So much of solar power installs will not be just the solar panels, but devices to solve these three problems. For example, you’ll use a battery to provide power in off times; of course, if you are connected to an electric utility through the Ontario MicroFIT or FIT programs, referred as “on the grid”, then you may not need batteries, since you can put your excess power “out there” for others to use, and end up making some money. However, if you’re on your own (such as a cottage), then you’ll need deep cycle batteries to keep your lights going at night.
Another device you’ll need with your batteries is a battery charge regulator, also known as a charge controller, which makes sure the batteries are charged and discharged properly to avoid problems, such as shortened battery life (and of course, if you don’t use batteries, you won’t need this device).
Finally, the DC current, whether from the solar cells or from the storage batteries, needs to be converted to AC. If you’ve seen anything about electricity, you’ve seen what is called a sine wave, like the ripples in water when a pebble goes in. DC is like a quiet lake. So another device, the inverter, not only creates those waves, turning the DC into AC, but it can make those waves nice curved sine wave shapes, which is better for appliances using the power. It also makes sure the rate is 60 cycles a second, which we in North America expect from our power lines. Once that’s done, it’s good to go, whether into our home, or onto the grid.
So knowing the components, what else needs to be done? Specific installation will require specific things – for example, you’ll need the roof reinforced if you’re planning a lot of solar panels and your roof isn’t up to code. However, at about 50 pounds a panel, most normal roofs can handle the load. Different types of roofs will require different supports (a shingle roof versus a metal roof, for example). It’s also important to analyze your roof for the ideal place for the panels.
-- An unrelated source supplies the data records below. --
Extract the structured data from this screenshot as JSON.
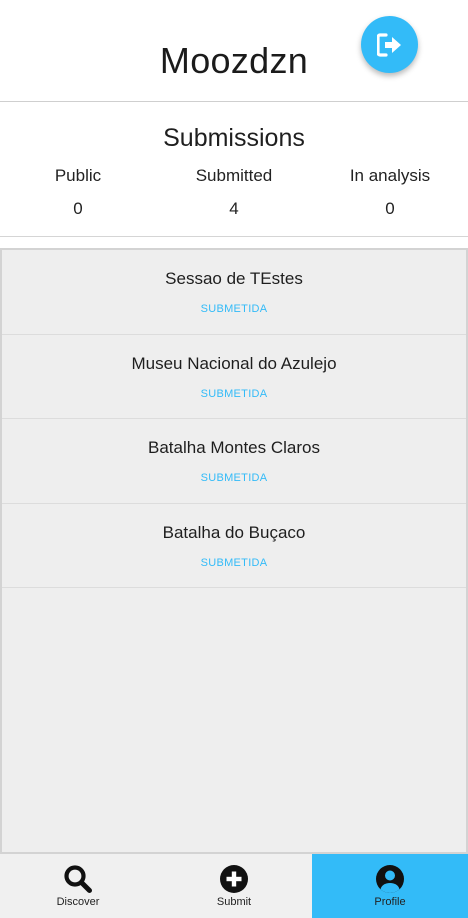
{
  "header": {
    "title": "Moozdzn",
    "logout_icon": "logout-icon"
  },
  "stats": {
    "title": "Submissions",
    "items": [
      {
        "label": "Public",
        "value": "0"
      },
      {
        "label": "Submitted",
        "value": "4"
      },
      {
        "label": "In analysis",
        "value": "0"
      }
    ]
  },
  "submissions": [
    {
      "name": "Sessao de TEstes",
      "status": "SUBMETIDA"
    },
    {
      "name": "Museu Nacional do Azulejo",
      "status": "SUBMETIDA"
    },
    {
      "name": "Batalha Montes Claros",
      "status": "SUBMETIDA"
    },
    {
      "name": "Batalha do Buçaco",
      "status": "SUBMETIDA"
    }
  ],
  "tabs": [
    {
      "label": "Discover",
      "icon": "search-icon"
    },
    {
      "label": "Submit",
      "icon": "plus-circle-icon"
    },
    {
      "label": "Profile",
      "icon": "user-circle-icon",
      "active": true
    }
  ],
  "colors": {
    "accent": "#33bbf8",
    "list_bg": "#eeeeee",
    "tabbar_bg": "#f0f0f0"
  }
}
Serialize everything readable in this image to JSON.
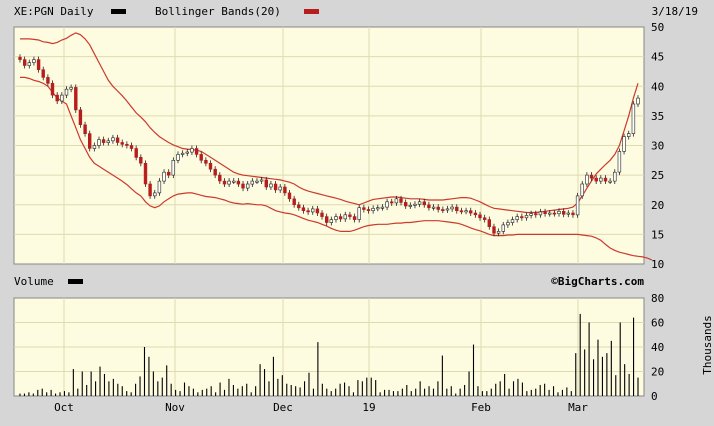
{
  "header": {
    "symbol_label": "XE:PGN Daily",
    "indicator_label": "Bollinger Bands(20)",
    "date": "3/18/19"
  },
  "volume_panel": {
    "label": "Volume",
    "watermark": "©BigCharts.com",
    "ylabel": "Thousands"
  },
  "colors": {
    "panel_bg": "#fdfbe0",
    "frame_bg": "#d6d6d6",
    "band_line": "#cc3a2c",
    "up_candle": "#ffffff",
    "down_candle": "#b81d1d",
    "grid": "#dedbb0",
    "volume_bar": "#000000"
  },
  "chart_data": [
    {
      "type": "candlestick",
      "series_name": "XE:PGN Daily",
      "x_ticks": [
        "Oct",
        "Nov",
        "Dec",
        "19",
        "Feb",
        "Mar"
      ],
      "y_ticks": [
        10,
        15,
        20,
        25,
        30,
        35,
        40,
        45,
        50
      ],
      "ylim": [
        10,
        50
      ],
      "grid": true,
      "close": [
        44.5,
        43.5,
        44,
        44.5,
        42.8,
        41.5,
        40.5,
        38.5,
        37.5,
        38.5,
        39.5,
        39.8,
        36,
        33.5,
        32,
        29.5,
        30,
        31,
        30.5,
        30.8,
        31.3,
        30.5,
        30.2,
        30,
        29.5,
        28,
        27,
        23.5,
        21.5,
        22,
        24,
        25.5,
        25,
        27.5,
        28.5,
        28.7,
        28.9,
        29.5,
        28.5,
        27.5,
        27,
        26,
        25,
        24,
        23.5,
        24,
        24,
        23.5,
        22.8,
        23.5,
        24,
        24,
        24.2,
        23,
        23.5,
        22.5,
        23,
        22,
        21,
        20,
        19.5,
        19,
        18.8,
        19.3,
        18.6,
        18,
        17,
        17.5,
        18,
        17.6,
        18.3,
        18,
        17.5,
        19.5,
        19.2,
        19,
        19.4,
        19.5,
        19.6,
        20.5,
        20.3,
        21,
        20.4,
        19.8,
        19.9,
        20.1,
        20.5,
        20,
        19.5,
        19.6,
        19.2,
        19.1,
        19.3,
        19.6,
        19,
        18.9,
        19,
        18.6,
        18.3,
        17.8,
        17.5,
        16.3,
        15.2,
        15.5,
        16.6,
        17,
        17.5,
        18,
        17.8,
        18.2,
        18.5,
        18.3,
        18.8,
        18.5,
        18.6,
        18.5,
        18.9,
        18.4,
        18.6,
        18.3,
        21.5,
        23.5,
        25,
        24.5,
        24,
        24.5,
        24,
        24,
        25.5,
        29,
        31.5,
        32,
        37,
        38
      ],
      "bollinger_upper": [
        48,
        48,
        48,
        47.9,
        47.8,
        47.5,
        47.4,
        47.2,
        47.4,
        47.8,
        48.1,
        48.6,
        49,
        48.7,
        48,
        47,
        45.5,
        44,
        42.5,
        41,
        40,
        39.2,
        38.4,
        37.5,
        36.5,
        35.5,
        34.8,
        34,
        33,
        32.2,
        31.5,
        31,
        30.5,
        30.1,
        29.8,
        29.5,
        29.4,
        29.3,
        29.2,
        29,
        28.5,
        28,
        27.5,
        27,
        26.5,
        26,
        25.5,
        25.2,
        25,
        24.9,
        24.8,
        24.7,
        24.6,
        24.5,
        24.4,
        24.3,
        24.2,
        24,
        23.8,
        23.5,
        23,
        22.6,
        22.3,
        22.1,
        21.9,
        21.7,
        21.5,
        21.3,
        21.1,
        20.9,
        20.6,
        20.4,
        20.2,
        20,
        20.3,
        20.6,
        20.9,
        21,
        21.1,
        21.2,
        21.3,
        21.3,
        21.2,
        21.1,
        21,
        21,
        21,
        20.9,
        20.8,
        20.8,
        20.8,
        20.8,
        20.9,
        21,
        21.1,
        21.2,
        21.2,
        21.1,
        20.8,
        20.5,
        20.1,
        19.7,
        19.4,
        19.3,
        19.2,
        19.1,
        19,
        18.9,
        18.8,
        18.7,
        18.7,
        18.7,
        18.8,
        18.9,
        19,
        19.1,
        19.2,
        19.3,
        19.4,
        19.6,
        20.3,
        21.5,
        22.8,
        24,
        25.2,
        26,
        26.8,
        27.5,
        28.5,
        30,
        32.5,
        35,
        38,
        40.5
      ],
      "bollinger_lower": [
        41.5,
        41.5,
        41.3,
        41,
        40.8,
        40.5,
        40,
        39,
        38,
        37.5,
        37,
        35,
        33,
        31,
        29.5,
        28,
        27,
        26.5,
        26,
        25.5,
        25,
        24.5,
        24,
        23.4,
        22.7,
        22,
        21.5,
        20.5,
        19.8,
        19.5,
        19.8,
        20.5,
        21,
        21.5,
        21.8,
        21.9,
        22,
        22,
        21.8,
        21.6,
        21.4,
        21.3,
        21.2,
        21,
        20.8,
        20.5,
        20.3,
        20.2,
        20.1,
        20.2,
        20.1,
        20,
        20,
        19.8,
        19.4,
        19,
        18.8,
        18.6,
        18.5,
        18.3,
        18,
        17.7,
        17.4,
        17.2,
        17,
        16.7,
        16.4,
        16,
        15.7,
        15.5,
        15.5,
        15.5,
        15.7,
        16,
        16.3,
        16.5,
        16.6,
        16.7,
        16.7,
        16.7,
        16.8,
        16.9,
        16.9,
        17,
        17,
        17.1,
        17.2,
        17.3,
        17.3,
        17.3,
        17.3,
        17.2,
        17.1,
        17,
        16.9,
        16.7,
        16.4,
        16.1,
        15.8,
        15.6,
        15.3,
        15,
        14.8,
        14.8,
        14.8,
        14.9,
        14.9,
        15,
        15,
        15,
        15,
        15,
        15,
        15,
        15,
        15,
        15,
        15,
        15,
        15,
        15,
        14.9,
        14.8,
        14.7,
        14.4,
        14,
        13.3,
        12.7,
        12.3,
        12,
        11.8,
        11.6,
        11.4,
        11.3,
        11.2,
        11,
        10.7
      ]
    },
    {
      "type": "bar",
      "series_name": "Volume",
      "ylabel": "Thousands",
      "y_ticks": [
        0,
        20,
        40,
        60,
        80
      ],
      "ylim": [
        0,
        80
      ],
      "x_ticks": [
        "Oct",
        "Nov",
        "Dec",
        "19",
        "Feb",
        "Mar"
      ],
      "values": [
        2,
        2,
        3,
        2,
        5,
        6,
        3,
        5,
        2,
        3,
        4,
        3,
        22,
        6,
        20,
        9,
        20,
        12,
        24,
        18,
        12,
        14,
        10,
        8,
        4,
        3,
        10,
        16,
        40,
        32,
        20,
        12,
        15,
        25,
        10,
        5,
        4,
        11,
        8,
        6,
        3,
        5,
        6,
        8,
        3,
        11,
        5,
        14,
        9,
        6,
        8,
        10,
        3,
        8,
        26,
        22,
        12,
        32,
        14,
        17,
        10,
        9,
        8,
        7,
        12,
        19,
        6,
        44,
        10,
        6,
        4,
        6,
        10,
        11,
        8,
        3,
        13,
        12,
        15,
        15,
        13,
        3,
        5,
        5,
        4,
        4,
        6,
        9,
        4,
        6,
        12,
        6,
        8,
        6,
        12,
        33,
        6,
        8,
        2,
        6,
        9,
        20,
        42,
        8,
        4,
        4,
        6,
        10,
        12,
        18,
        6,
        12,
        14,
        11,
        4,
        5,
        6,
        9,
        10,
        5,
        8,
        3,
        5,
        7,
        4,
        35,
        67,
        38,
        60,
        30,
        46,
        32,
        35,
        45,
        17,
        60,
        26,
        18,
        64,
        15
      ]
    }
  ]
}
If you have nearby trees or objects that might block the panels, consider another location or you might want to have a shade analysis, or move the obstruction. Aiming the cells properly can mean a big difference in power generation. For example, if you have a flat roof, you will have to use a solar panel rack that is designed to angle the panels in just the right position to better face the sun.
As well, you’ll also need a place for the support equipment your solar panels will need. A wall in the garage will likely do for the inverter, but not for the batteries if you use them. Depending on the battery type, you may require good ventilation, since some of them can give off hydrogen gas, which is dangerous in enclosed spaces. As well, batteries work poorly at too hot or too cold a temperature, so an unheated garage in Canadian winters is a definite no-no for them!
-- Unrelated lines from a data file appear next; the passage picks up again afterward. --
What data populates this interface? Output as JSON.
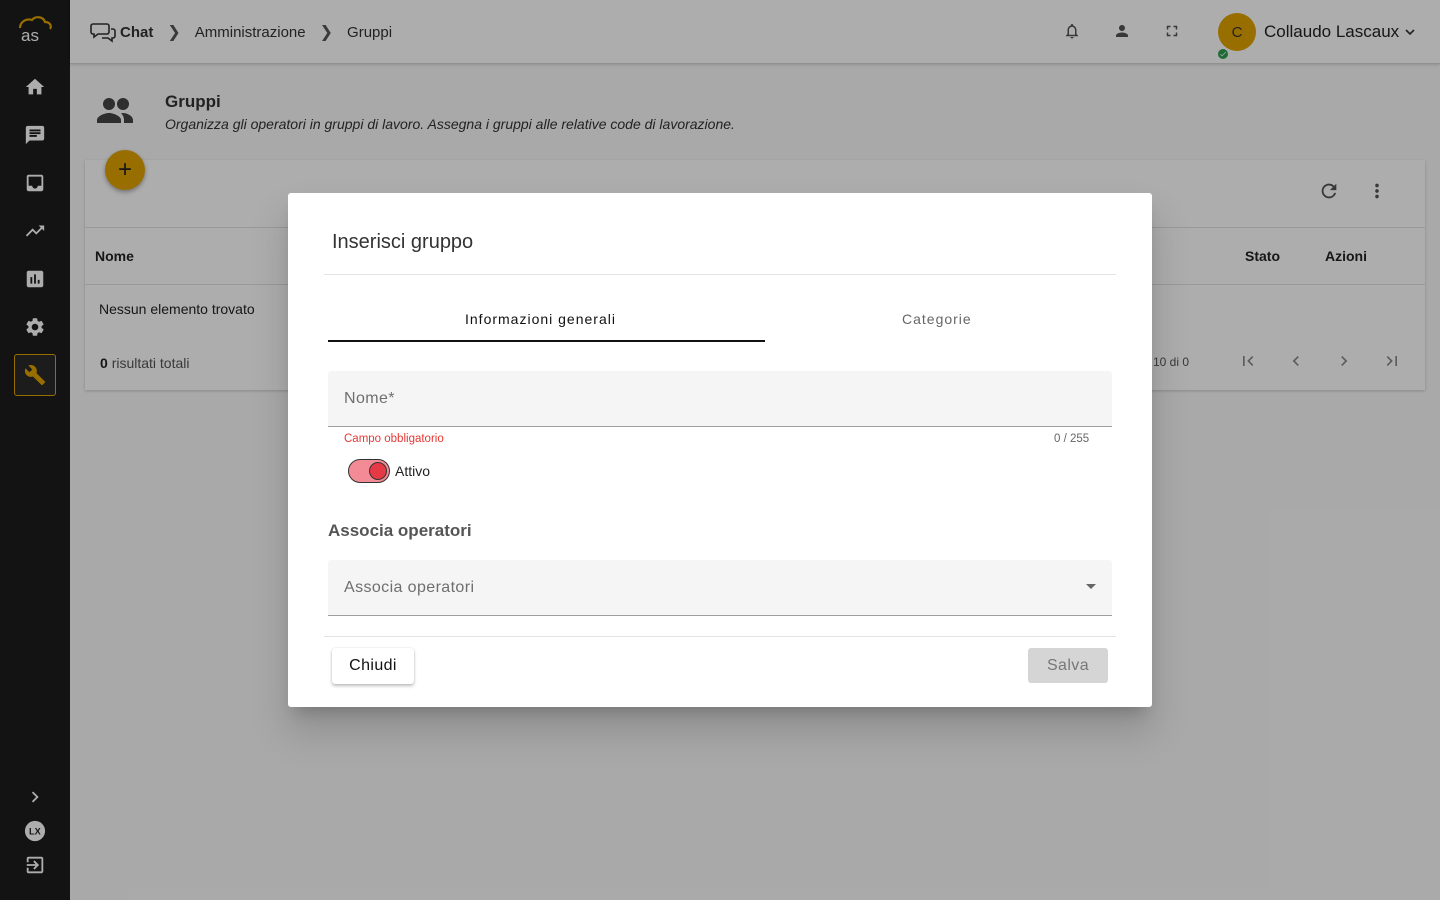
{
  "topbar": {
    "breadcrumb": [
      "Chat",
      "Amministrazione",
      "Gruppi"
    ],
    "user_initial": "C",
    "user_name": "Collaudo Lascaux"
  },
  "logo_text": "as",
  "page": {
    "title": "Gruppi",
    "subtitle": "Organizza gli operatori in gruppi di lavoro. Assegna i gruppi alle relative code di lavorazione."
  },
  "table": {
    "columns": [
      "Nome",
      "Stato",
      "Azioni"
    ],
    "empty_text": "Nessun elemento trovato",
    "total_count": "0",
    "total_label": "risultati totali",
    "range_text": "10 di 0"
  },
  "modal": {
    "title": "Inserisci gruppo",
    "tabs": [
      {
        "label": "Informazioni generali",
        "active": true
      },
      {
        "label": "Categorie",
        "active": false
      }
    ],
    "name_field": {
      "label": "Nome*",
      "error": "Campo obbligatorio",
      "counter": "0 / 255"
    },
    "toggle": {
      "label": "Attivo",
      "on": true
    },
    "operators_section": "Associa operatori",
    "operators_select": {
      "label": "Associa operatori"
    },
    "close_button": "Chiudi",
    "save_button": "Salva"
  },
  "colors": {
    "accent": "#e0a300",
    "sidebar": "#1c1c1c",
    "error": "#e53935",
    "online": "#2e9e4f"
  }
}
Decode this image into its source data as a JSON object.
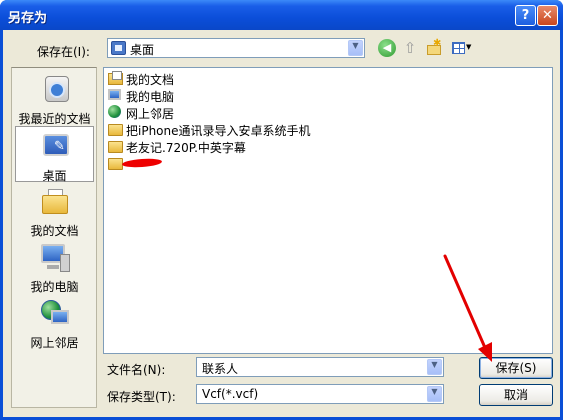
{
  "window": {
    "title": "另存为"
  },
  "titlebar": {
    "help_label": "?",
    "close_label": "✕"
  },
  "toolbar": {
    "save_in_label": "保存在(I):",
    "location": "桌面",
    "icons": [
      "back-icon",
      "up-folder-icon",
      "new-folder-icon",
      "views-menu-icon"
    ]
  },
  "places": [
    {
      "label": "我最近的文档",
      "icon": "recent-documents-icon"
    },
    {
      "label": "桌面",
      "icon": "desktop-icon",
      "selected": true
    },
    {
      "label": "我的文档",
      "icon": "my-documents-icon"
    },
    {
      "label": "我的电脑",
      "icon": "my-computer-icon"
    },
    {
      "label": "网上邻居",
      "icon": "network-places-icon"
    }
  ],
  "files": [
    {
      "name": "我的文档",
      "icon": "my-documents-icon"
    },
    {
      "name": "我的电脑",
      "icon": "my-computer-icon"
    },
    {
      "name": "网上邻居",
      "icon": "network-places-icon"
    },
    {
      "name": "把iPhone通讯录导入安卓系统手机",
      "icon": "folder-icon"
    },
    {
      "name": "老友记.720P.中英字幕",
      "icon": "folder-icon"
    },
    {
      "name": "",
      "icon": "folder-icon",
      "redacted": true
    }
  ],
  "form": {
    "filename_label": "文件名(N):",
    "filename_value": "联系人",
    "filetype_label": "保存类型(T):",
    "filetype_value": "Vcf(*.vcf)",
    "save_label": "保存(S)",
    "cancel_label": "取消"
  },
  "colors": {
    "titlebar": "#0b4ed9",
    "dialog_bg": "#ece9d8",
    "annotation_arrow": "#e30000"
  }
}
Eventually you’ll meet with a contractor or reputable solar installers and go over the details of your specific install. While each one will be different, the preliminary work you do beforehand will make their job easier – and could save you money. Additionally, by planning ahead of time, you’ll be aware of what you’ll need and what you won’t (like batteries if you are connected to a grid).
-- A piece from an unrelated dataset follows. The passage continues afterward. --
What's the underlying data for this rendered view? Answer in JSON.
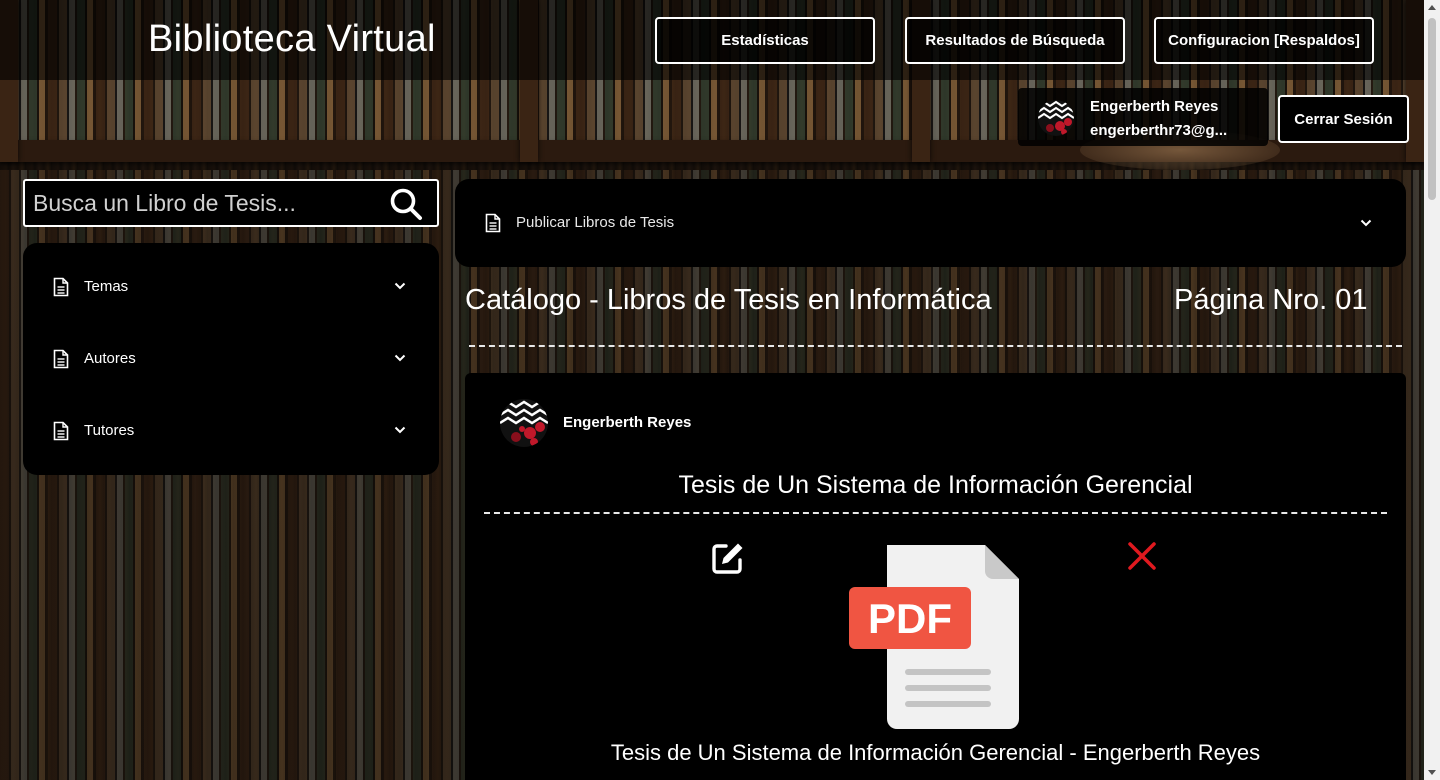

Solar energy is getting bigger, and it’s here to stay. It’s a great way to lower your energy costs, and it helps prevent further damage to our ecosystem. Adding solar panels to your home is not only ecologically sound, it’s also a boost to your resale value – and that’s yet one more reason to make the move to solar!